You are the Christ, the Son of the Living God (Mt. 16:16).After that bold confession, Jesus goes on (in Matthew) to give Peter the keys to the kingdom, or so it seems.
What that confession does is place Jesus at the center of the conversation. As Christians, we are followers of Jesus, the one who is the Messiah and who is Lord. If you've read John Dominic Crossan or Marcus Borg, you know that the titles of Jesus have political connotations. That is, the early Christians were making political statements by suggesting that Jesus was Lord and Son of God -- for these were titles given to the emperor.
There is another aspect to this conversation and that has to do with the scandal of particularity. That is, if Jesus is as Colossians suggests "the image of the invisible God" (Col. 1:15), does his gender or ethnicity have some definitiveness to it? Could God have been just as easily incarnated as a woman? Or some other ethnicity?
On the second issue, we must be careful, because over time anti-Semitism did creep into Christian conversations, and Jesus' Jewishness was diminished. That has been restored.
But as for the maleness -- what does it say about Jesus, about God, and about humanity?
Elizabeth Johnson, a Christian feminist theologian, writes:
The gender of Jesus has been taken to be the mode or paradigm of what it means to be human. This is interpreted literally to mean that maleness is closer to the human idea than is femaleness. Proof of this attitude can be seen in reactions to the hypothetical question about the incarnation. The Word became flesh: God who is beyond gender became a human being. Could God have become a human being as a woman? The question strikes some people as silly or worse. Theologically, though, the answer is Yes. Why not? If women are genuinely human and if God is the deep mystery of holy love, then what is to prevent such an incarnation? But taking for granted the implicitly inferiority of women, Christian theology has dignified maleness as the only genuine way of being human, thus making Jesus' embodiment as male an ontological necessity rather than a historical option. (Elizabeth Johnson, Consider Jesus, Crossroad, 1990, p. 107).

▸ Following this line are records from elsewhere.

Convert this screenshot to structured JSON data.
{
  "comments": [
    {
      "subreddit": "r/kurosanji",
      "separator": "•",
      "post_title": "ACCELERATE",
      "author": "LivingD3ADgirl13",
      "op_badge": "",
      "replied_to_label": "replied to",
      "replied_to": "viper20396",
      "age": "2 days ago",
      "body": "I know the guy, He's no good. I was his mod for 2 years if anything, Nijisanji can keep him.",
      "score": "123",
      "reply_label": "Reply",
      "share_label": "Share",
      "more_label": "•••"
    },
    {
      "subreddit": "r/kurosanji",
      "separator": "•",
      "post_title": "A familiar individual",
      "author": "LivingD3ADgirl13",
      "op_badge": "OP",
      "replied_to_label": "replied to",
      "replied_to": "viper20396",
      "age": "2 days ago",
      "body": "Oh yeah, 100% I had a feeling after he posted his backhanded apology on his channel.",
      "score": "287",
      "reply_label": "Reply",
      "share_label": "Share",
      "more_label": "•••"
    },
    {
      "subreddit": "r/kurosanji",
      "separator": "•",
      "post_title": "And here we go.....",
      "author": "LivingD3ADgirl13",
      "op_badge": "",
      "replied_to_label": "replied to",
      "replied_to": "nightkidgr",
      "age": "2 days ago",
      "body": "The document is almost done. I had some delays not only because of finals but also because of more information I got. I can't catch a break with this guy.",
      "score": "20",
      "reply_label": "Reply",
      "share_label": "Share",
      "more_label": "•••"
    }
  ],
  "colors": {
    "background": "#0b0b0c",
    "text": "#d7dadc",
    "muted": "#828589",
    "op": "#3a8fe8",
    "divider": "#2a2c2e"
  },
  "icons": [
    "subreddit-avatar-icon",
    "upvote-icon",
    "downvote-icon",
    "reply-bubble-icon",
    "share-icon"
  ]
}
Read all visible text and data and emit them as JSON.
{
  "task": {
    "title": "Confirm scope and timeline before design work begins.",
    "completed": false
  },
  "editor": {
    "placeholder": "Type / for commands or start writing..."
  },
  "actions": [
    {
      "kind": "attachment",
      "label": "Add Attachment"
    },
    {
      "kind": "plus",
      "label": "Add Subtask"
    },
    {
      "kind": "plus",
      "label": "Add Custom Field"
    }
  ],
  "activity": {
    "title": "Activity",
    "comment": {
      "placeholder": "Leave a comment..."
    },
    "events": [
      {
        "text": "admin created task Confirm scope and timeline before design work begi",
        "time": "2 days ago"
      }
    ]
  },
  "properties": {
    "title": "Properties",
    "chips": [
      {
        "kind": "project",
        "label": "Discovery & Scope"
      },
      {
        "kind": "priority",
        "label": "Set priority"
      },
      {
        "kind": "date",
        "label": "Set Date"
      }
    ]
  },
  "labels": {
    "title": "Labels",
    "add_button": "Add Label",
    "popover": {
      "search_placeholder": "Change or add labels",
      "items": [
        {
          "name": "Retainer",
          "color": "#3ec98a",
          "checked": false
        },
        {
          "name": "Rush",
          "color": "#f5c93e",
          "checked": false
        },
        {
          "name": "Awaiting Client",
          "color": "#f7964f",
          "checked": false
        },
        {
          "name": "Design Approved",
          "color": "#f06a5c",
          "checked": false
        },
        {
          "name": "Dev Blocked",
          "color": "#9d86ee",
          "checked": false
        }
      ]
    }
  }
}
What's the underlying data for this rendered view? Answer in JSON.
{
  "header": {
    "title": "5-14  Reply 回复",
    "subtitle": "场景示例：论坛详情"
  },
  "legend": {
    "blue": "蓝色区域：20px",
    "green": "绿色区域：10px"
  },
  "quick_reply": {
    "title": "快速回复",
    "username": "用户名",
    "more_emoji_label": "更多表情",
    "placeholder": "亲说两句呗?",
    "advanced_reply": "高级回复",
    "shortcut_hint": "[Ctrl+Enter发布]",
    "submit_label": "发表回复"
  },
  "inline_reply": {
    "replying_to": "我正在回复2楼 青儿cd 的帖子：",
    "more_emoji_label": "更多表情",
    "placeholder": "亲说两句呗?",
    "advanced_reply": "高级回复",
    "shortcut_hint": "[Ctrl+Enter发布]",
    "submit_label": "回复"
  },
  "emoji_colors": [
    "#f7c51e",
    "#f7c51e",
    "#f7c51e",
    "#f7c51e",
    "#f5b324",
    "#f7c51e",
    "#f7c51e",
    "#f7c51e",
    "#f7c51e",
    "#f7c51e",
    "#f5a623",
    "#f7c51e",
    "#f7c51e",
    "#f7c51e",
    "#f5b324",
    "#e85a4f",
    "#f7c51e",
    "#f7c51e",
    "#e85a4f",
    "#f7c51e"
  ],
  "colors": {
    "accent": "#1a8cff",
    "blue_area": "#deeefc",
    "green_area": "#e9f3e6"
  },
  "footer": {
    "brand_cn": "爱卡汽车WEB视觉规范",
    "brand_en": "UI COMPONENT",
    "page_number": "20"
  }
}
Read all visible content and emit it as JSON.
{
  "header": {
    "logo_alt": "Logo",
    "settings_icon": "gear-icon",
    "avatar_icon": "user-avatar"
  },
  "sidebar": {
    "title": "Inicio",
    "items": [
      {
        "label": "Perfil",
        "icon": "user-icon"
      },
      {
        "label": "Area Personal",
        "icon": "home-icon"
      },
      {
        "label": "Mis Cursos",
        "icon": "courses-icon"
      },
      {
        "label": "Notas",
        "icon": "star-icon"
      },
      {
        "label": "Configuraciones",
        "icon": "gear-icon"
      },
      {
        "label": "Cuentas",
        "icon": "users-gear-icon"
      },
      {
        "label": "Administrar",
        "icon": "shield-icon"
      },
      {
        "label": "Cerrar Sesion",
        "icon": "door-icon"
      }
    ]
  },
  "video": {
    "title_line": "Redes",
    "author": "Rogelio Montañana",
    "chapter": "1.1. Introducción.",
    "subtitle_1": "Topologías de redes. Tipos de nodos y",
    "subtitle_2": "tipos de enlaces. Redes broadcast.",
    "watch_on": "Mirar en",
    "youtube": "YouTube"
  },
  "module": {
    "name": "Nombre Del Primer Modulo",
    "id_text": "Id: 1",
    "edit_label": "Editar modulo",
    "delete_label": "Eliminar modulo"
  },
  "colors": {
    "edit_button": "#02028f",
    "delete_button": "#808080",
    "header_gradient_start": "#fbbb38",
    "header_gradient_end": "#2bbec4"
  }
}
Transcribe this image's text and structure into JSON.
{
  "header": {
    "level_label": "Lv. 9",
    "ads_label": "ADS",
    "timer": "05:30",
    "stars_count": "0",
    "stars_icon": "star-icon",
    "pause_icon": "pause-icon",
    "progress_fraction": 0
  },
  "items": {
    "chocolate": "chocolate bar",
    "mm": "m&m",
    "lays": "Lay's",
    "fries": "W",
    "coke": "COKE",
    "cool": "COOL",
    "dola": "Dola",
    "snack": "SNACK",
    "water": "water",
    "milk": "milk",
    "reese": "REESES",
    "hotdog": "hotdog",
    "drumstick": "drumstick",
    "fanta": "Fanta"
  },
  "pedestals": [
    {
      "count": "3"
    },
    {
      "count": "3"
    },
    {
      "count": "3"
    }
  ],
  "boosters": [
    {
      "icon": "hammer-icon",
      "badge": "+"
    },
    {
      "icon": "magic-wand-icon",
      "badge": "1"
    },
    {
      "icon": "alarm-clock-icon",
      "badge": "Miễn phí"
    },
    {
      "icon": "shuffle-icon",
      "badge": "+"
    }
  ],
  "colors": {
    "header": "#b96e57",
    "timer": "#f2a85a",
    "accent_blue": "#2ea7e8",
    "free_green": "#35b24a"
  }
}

So, if Jesus reveals God to us -- how do we take his maleness?
Note on the picture -- this statue of the crucified woman by Almut Lutkenhaus-Lackey is found in the garden at Emmanuel College, University of Toronto.